- Robertson, Herbert (1893–95). Stemmata Robertson et Durdin. London: Mitchell and Hughes. pp. 70–1. ISBN 978 1 84383 614 8. Retrieved 29 July 2013.
- "St. Leger, Anthony". Dictionary of National Biography. London: Smith, Elder & Co. 1885–1900.
- This article incorporates text from a publication now in the public domain: Chisholm, Hugh, ed. (1911). Encyclopædia Britannica (11th ed.). Cambridge University Press.
- A biography of Sir Anthony St Leger will be found in Athenae Cantabrigienses, by Charles Henry Cooper and Thompson Cooper (Cambridge, 1858)
According to the Irish Genealogical Office, Kildare Street, Dublin, Sir Anthony St Leger KG held office as the King's Deputy (Lord Deputy) in Ireland for five not three terms as commonly held.

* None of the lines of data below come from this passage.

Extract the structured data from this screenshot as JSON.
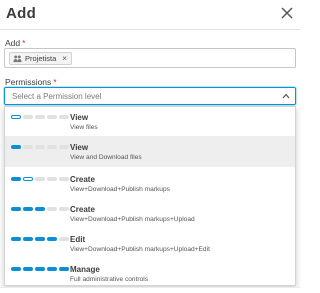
{
  "dialog": {
    "title": "Add",
    "close_icon": "close-icon"
  },
  "add_field": {
    "label": "Add",
    "required_mark": "*",
    "chips": [
      {
        "label": "Projetista",
        "icon": "group-icon",
        "remove": "×"
      }
    ]
  },
  "permissions_field": {
    "label": "Permissions",
    "required_mark": "*",
    "placeholder": "Select a Permission level",
    "chevron_icon": "chevron-up-icon"
  },
  "accent_color": "#0a8fd6",
  "menu": {
    "items": [
      {
        "title": "View",
        "desc": "View files",
        "level": "0 of 5 filled, first segment outlined",
        "hover": false
      },
      {
        "title": "View",
        "desc": "View and Download files",
        "level": "1 of 5 filled",
        "hover": true
      },
      {
        "title": "Create",
        "desc": "View+Download+Publish markups",
        "level": "1 of 5 filled, second segment outlined",
        "hover": false
      },
      {
        "title": "Create",
        "desc": "View+Download+Publish markups+Upload",
        "level": "3 of 5 filled",
        "hover": false
      },
      {
        "title": "Edit",
        "desc": "View+Download+Publish markups+Upload+Edit",
        "level": "4 of 5 filled",
        "hover": false
      },
      {
        "title": "Manage",
        "desc": "Full administrative controls",
        "level": "5 of 5 filled",
        "hover": false
      }
    ]
  }
}
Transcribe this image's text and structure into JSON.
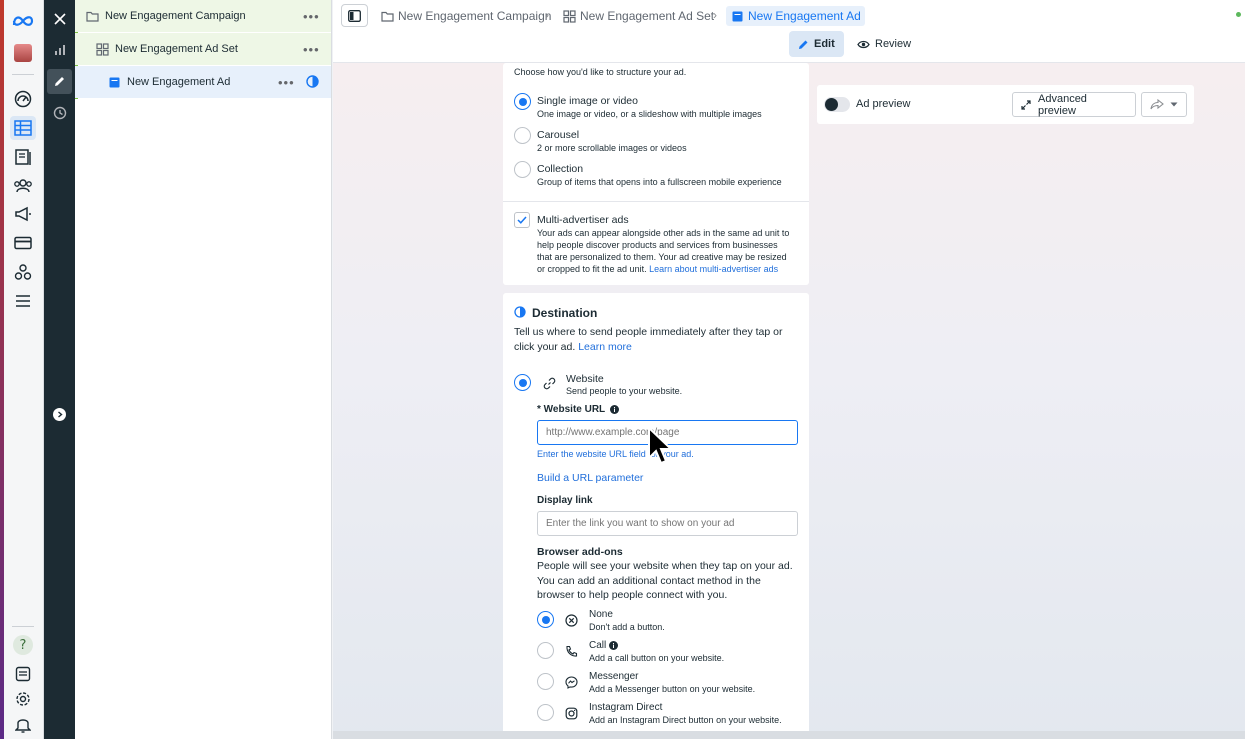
{
  "tree": {
    "campaign_label": "New Engagement Campaign",
    "adset_label": "New Engagement Ad Set",
    "ad_label": "New Engagement Ad",
    "more_glyph": "•••"
  },
  "breadcrumb": {
    "campaign": "New Engagement Campaign",
    "adset": "New Engagement Ad Set",
    "ad": "New Engagement Ad",
    "separator": "›"
  },
  "modes": {
    "edit": "Edit",
    "review": "Review"
  },
  "format": {
    "intro": "Choose how you'd like to structure your ad.",
    "options": [
      {
        "label": "Single image or video",
        "desc": "One image or video, or a slideshow with multiple images",
        "selected": true
      },
      {
        "label": "Carousel",
        "desc": "2 or more scrollable images or videos",
        "selected": false
      },
      {
        "label": "Collection",
        "desc": "Group of items that opens into a fullscreen mobile experience",
        "selected": false
      }
    ],
    "multi_advertiser": {
      "label": "Multi-advertiser ads",
      "lines": [
        "Your ads can appear alongside other ads in the same ad unit to",
        "help people discover products and services from businesses",
        "that are personalized to them. Your ad creative may be resized"
      ],
      "last_line_prefix": "or cropped to fit the ad unit. ",
      "link": "Learn about multi-advertiser ads",
      "checked": true
    }
  },
  "destination": {
    "title": "Destination",
    "line1": "Tell us where to send people immediately after they tap or",
    "line2_prefix": "click your ad. ",
    "learn_more": "Learn more",
    "website_label": "Website",
    "website_desc": "Send people to your website.",
    "url_label": "* Website URL",
    "url_placeholder": "http://www.example.com/page",
    "url_error": "Enter the website URL field for your ad.",
    "url_param_link": "Build a URL parameter",
    "display_link_label": "Display link",
    "display_link_placeholder": "Enter the link you want to show on your ad",
    "addons_title": "Browser add-ons",
    "addons_lines": [
      "People will see your website when they tap on your ad.",
      "You can add an additional contact method in the",
      "browser to help people connect with you."
    ],
    "addons": [
      {
        "label": "None",
        "desc": "Don't add a button.",
        "icon": "x-circle-icon",
        "selected": true
      },
      {
        "label": "Call",
        "desc": "Add a call button on your website.",
        "icon": "phone-icon",
        "selected": false
      },
      {
        "label": "Messenger",
        "desc": "Add a Messenger button on your website.",
        "icon": "messenger-icon",
        "selected": false
      },
      {
        "label": "Instagram Direct",
        "desc": "Add an Instagram Direct button on your website.",
        "icon": "instagram-icon",
        "selected": false
      }
    ]
  },
  "preview": {
    "toggle_label": "Ad preview",
    "advanced": "Advanced preview"
  },
  "colors": {
    "accent": "#1877f2",
    "campaign_green": "#7cc242",
    "dark_strip": "#1c2b33"
  }
}
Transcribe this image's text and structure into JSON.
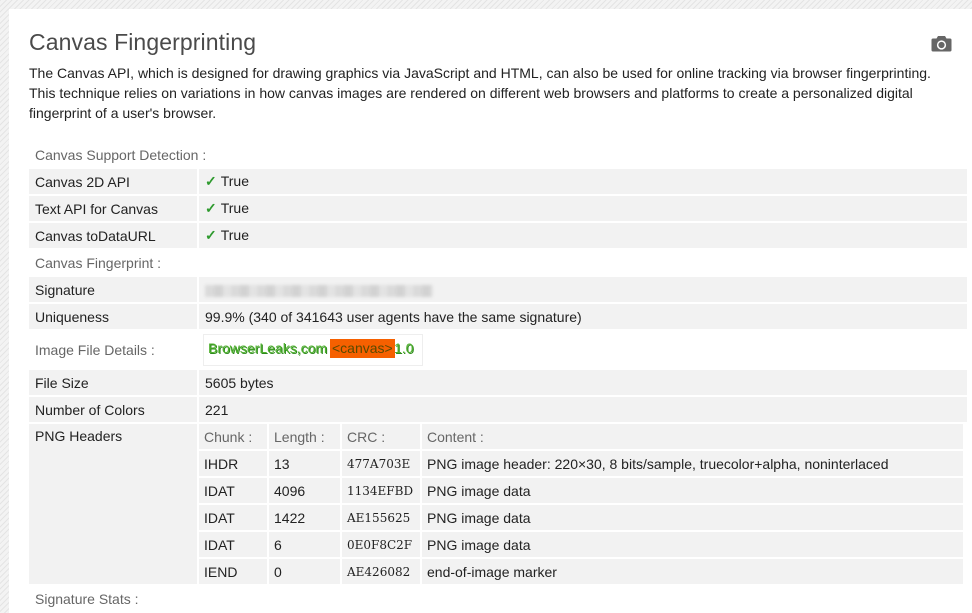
{
  "header": {
    "title": "Canvas Fingerprinting",
    "description": "The Canvas API, which is designed for drawing graphics via JavaScript and HTML, can also be used for online tracking via browser fingerprinting. This technique relies on variations in how canvas images are rendered on different web browsers and platforms to create a personalized digital fingerprint of a user's browser.",
    "camera_icon": "camera-icon"
  },
  "support": {
    "section_label": "Canvas Support Detection :",
    "rows": [
      {
        "label": "Canvas 2D API",
        "value": "True"
      },
      {
        "label": "Text API for Canvas",
        "value": "True"
      },
      {
        "label": "Canvas toDataURL",
        "value": "True"
      }
    ],
    "check_glyph": "✓"
  },
  "fingerprint": {
    "section_label": "Canvas Fingerprint :",
    "signature_label": "Signature",
    "uniqueness_label": "Uniqueness",
    "uniqueness_value": "99.9% (340 of 341643 user agents have the same signature)"
  },
  "image": {
    "section_label": "Image File Details :",
    "canvas_text_1": "BrowserLeaks,com",
    "canvas_badge": "<canvas>",
    "canvas_text_2": "1.0",
    "file_size_label": "File Size",
    "file_size_value": "5605 bytes",
    "colors_label": "Number of Colors",
    "colors_value": "221",
    "png_label": "PNG Headers",
    "png_columns": [
      "Chunk :",
      "Length :",
      "CRC :",
      "Content :"
    ],
    "png_rows": [
      {
        "chunk": "IHDR",
        "length": "13",
        "crc": "477A703E",
        "content": "PNG image header: 220×30, 8 bits/sample, truecolor+alpha, noninterlaced"
      },
      {
        "chunk": "IDAT",
        "length": "4096",
        "crc": "1134EFBD",
        "content": "PNG image data"
      },
      {
        "chunk": "IDAT",
        "length": "1422",
        "crc": "AE155625",
        "content": "PNG image data"
      },
      {
        "chunk": "IDAT",
        "length": "6",
        "crc": "0E0F8C2F",
        "content": "PNG image data"
      },
      {
        "chunk": "IEND",
        "length": "0",
        "crc": "AE426082",
        "content": "end-of-image marker"
      }
    ]
  },
  "stats": {
    "section_label": "Signature Stats :"
  }
}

His terms of office were as follows :
1st term: 7 July 1540 to 10 February 1544 2nd term: 3 July 1544 to 1 April 1546 3rd term: 7 November 1546 to 21 May 1548 4th term: 4 August 1550 to 23 May 1551 5th term: 1 September 1553 to 26 May 1556
- Calendar of State Papers relating to Ireland, Hen. VIII-Eliz.
- Calendar of Letters and Papers of the Reign of Henry VIII.
- Calendar of State Papers (Domestic Series), Edward VI-James I
- Calendar of Carew Manuscripts
- J O'Donovan's edition of Annals of Ireland by the Four Masters (7 vols., Dublin, 1851)
- Richard Bagwell, Ireland under the Tudors (3 Vols., London, 1885–1890)
- JA Froude, History of England (12 vols., London, 1856–1870).
For Sir William St Leger, see:
- Strafford's Letters and Despatches (2 vols., London, 1739)
- Thomas Carte, History of the Life of James, Duke of Ormonde (6 vols., Oxford, 1851)
- History of the Irish Confederation and the War in Ireland, edited by J. T. Gilbert (Dublin, 1882–1891).
The Viscount Grane
|Lord Deputy of Ireland
|Lord Deputy of Ireland
|Lord Deputy of Ireland
The Lord FitzWalter
|Parliament of England|
|Member of Parliament for Kent
With: Thomas Kempe
Sir Henry Cheyne